"I am absolutely convinced that this is about ideas, and it's not about money," Biden told a crowd of about 900 people at the Delaware Democratic Party's annual Jefferson-Jackson dinner. Money and prestige have dominated the race so far, he said, but ideas will matter.
Biden, who trails far behind Democratic rivals, and in fundraising, said voters in early primary states such as Iowa, New Hampshire, South Carolina and Nevada are looking for a knowledgeable candidate who can lead the country through what he said would be a difficult decade.
He said the idea of a candidate raising $85 million to $90 million is "astounding," but that he still considered it a level playing field in the early primary states and voters in those states care what a candidate has to say.
"The American people know that this president has dug us into a very, very deep hole," said Biden, who described the Iraq war as the single biggest foreign policy mistake in U.S. history.
"The next four years is going to determine whether or not America regains its footing and reinvigorates the middle class or continue on this spiral that this administration has put us into," said Biden, adding that the next president has the greatest opportunity since Franklin Roosevelt to "change the direction of the world."
Before he gets to the White House, however, Biden faces a tough battle against his Democratic rivals, including front-runner Clinton. He compared the Democratic primary to his successful 1972 Senate race as a 28-year-old upstart taking on popular Republican incumbent and former Delaware governor Caleb Boggs.
"I am not on a fool's errand; I realize I need your help," said Biden, who predicted that the top three finishers in the Iowa caucuses will live to fight on, but that those who don't will not be viable candidates.
Talking to reporters before his speech, Biden criticized Hillary Clinton for a recent vote in favor of a Bush administration effort to declare the Iranian Revolutionary Guard a terrorist organization.
"I think it was a very bad vote to cast," said Biden, who voted against the measure and chastised Obama for missing the vote in favor of campaigning.
"If we move to attack Iran, the consequences in the Muslim world would be significant," said Biden, adding that it could further destabilize the Middle East and complicate matters for Afghan president Hamid Karzai and Pakistan president Gen. Pervez Musharraf.
Biden, chairman of the Senate Foreign Relations Committee, said lawmakers should be wary of following the administration's lead vis-a-vis Iran, given what he said was misuse of congressional authorizations regarding Iraq.
"I don't have any trust in the president's judgment and this administration's judgment, so I think it was a very serious mistake," he said, accusing Clinton of a "serious lapse in judgment."
Edwards, a former North Carolina senator, also has criticized Clinton for her vote.
Clinton, the only Democrat running for president to support the Senate measure, has said she doesn't believe that the vote on the Revolutionary Guard would lead to U.S. military action, and that she was voting for stepped-up diplomacy and economic sanctions.
"This administration is seriously devoid of any diplomatic skills and has an approach that I think is extremely dangerous," Biden said.

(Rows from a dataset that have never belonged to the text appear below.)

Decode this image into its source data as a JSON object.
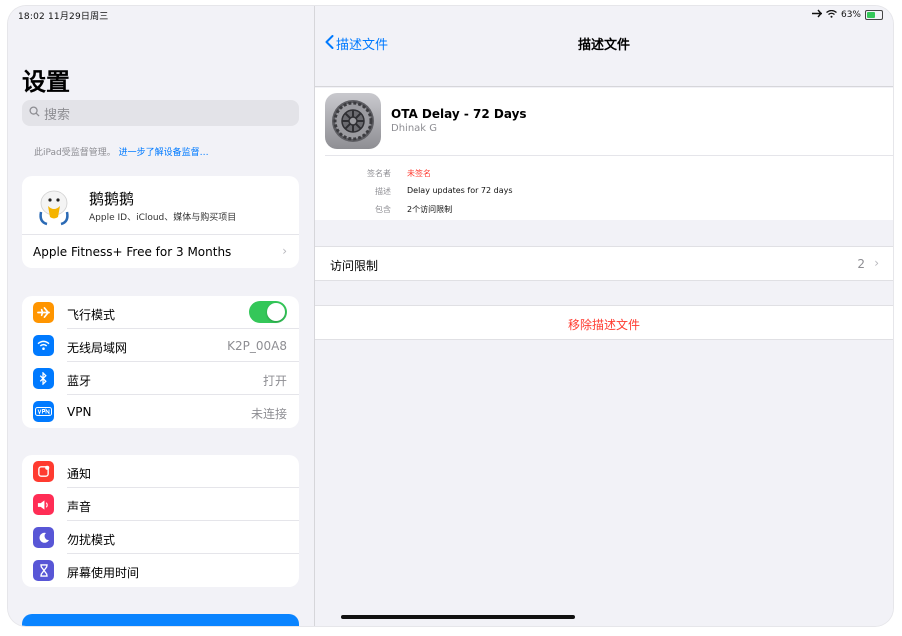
{
  "status_bar": {
    "time_date": "18:02  11月29日周三",
    "battery": "63%",
    "battery_fraction": 0.63
  },
  "sidebar": {
    "title": "设置",
    "search_placeholder": "搜索",
    "supervised_text": "此iPad受监督管理。",
    "supervised_link": "进一步了解设备监督…",
    "profile": {
      "name": "鹅鹅鹅",
      "subtitle": "Apple ID、iCloud、媒体与购买项目"
    },
    "promo": "Apple Fitness+ Free for 3 Months",
    "group1": [
      {
        "label": "飞行模式",
        "value": "",
        "icon": "airplane-icon",
        "color": "#ff9500",
        "toggle_on": true
      },
      {
        "label": "无线局域网",
        "value": "K2P_00A8",
        "icon": "wifi-icon",
        "color": "#007aff"
      },
      {
        "label": "蓝牙",
        "value": "打开",
        "icon": "bluetooth-icon",
        "color": "#007aff"
      },
      {
        "label": "VPN",
        "value": "未连接",
        "icon": "vpn-icon",
        "color": "#007aff"
      }
    ],
    "group2": [
      {
        "label": "通知",
        "icon": "notification-icon",
        "color": "#ff3b30"
      },
      {
        "label": "声音",
        "icon": "speaker-icon",
        "color": "#ff2d55"
      },
      {
        "label": "勿扰模式",
        "icon": "moon-icon",
        "color": "#5856d6"
      },
      {
        "label": "屏幕使用时间",
        "icon": "hourglass-icon",
        "color": "#5856d6"
      }
    ]
  },
  "detail": {
    "back_label": "描述文件",
    "title": "描述文件",
    "profile_name": "OTA Delay - 72 Days",
    "profile_author": "Dhinak G",
    "rows": [
      {
        "key": "签名者",
        "value": "未签名",
        "color": "#ff3b30"
      },
      {
        "key": "描述",
        "value": "Delay updates for 72 days",
        "color": "#111111"
      },
      {
        "key": "包含",
        "value": "2个访问限制",
        "color": "#111111"
      }
    ],
    "restrictions_label": "访问限制",
    "restrictions_count": "2",
    "remove_label": "移除描述文件"
  }
}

America is most isolated now than it ever has been during his political career, Biden said, adding that the American middle class is uncertain about its future. 2008 will be the single most important election than any of the others his audience has voted in, he said.
Too many of the presidential contenders have not leveled with the American people about the sacrifices that will be required for America to regain its standing in the world, Biden said, adding that the challenges the country faces also present new opportunities.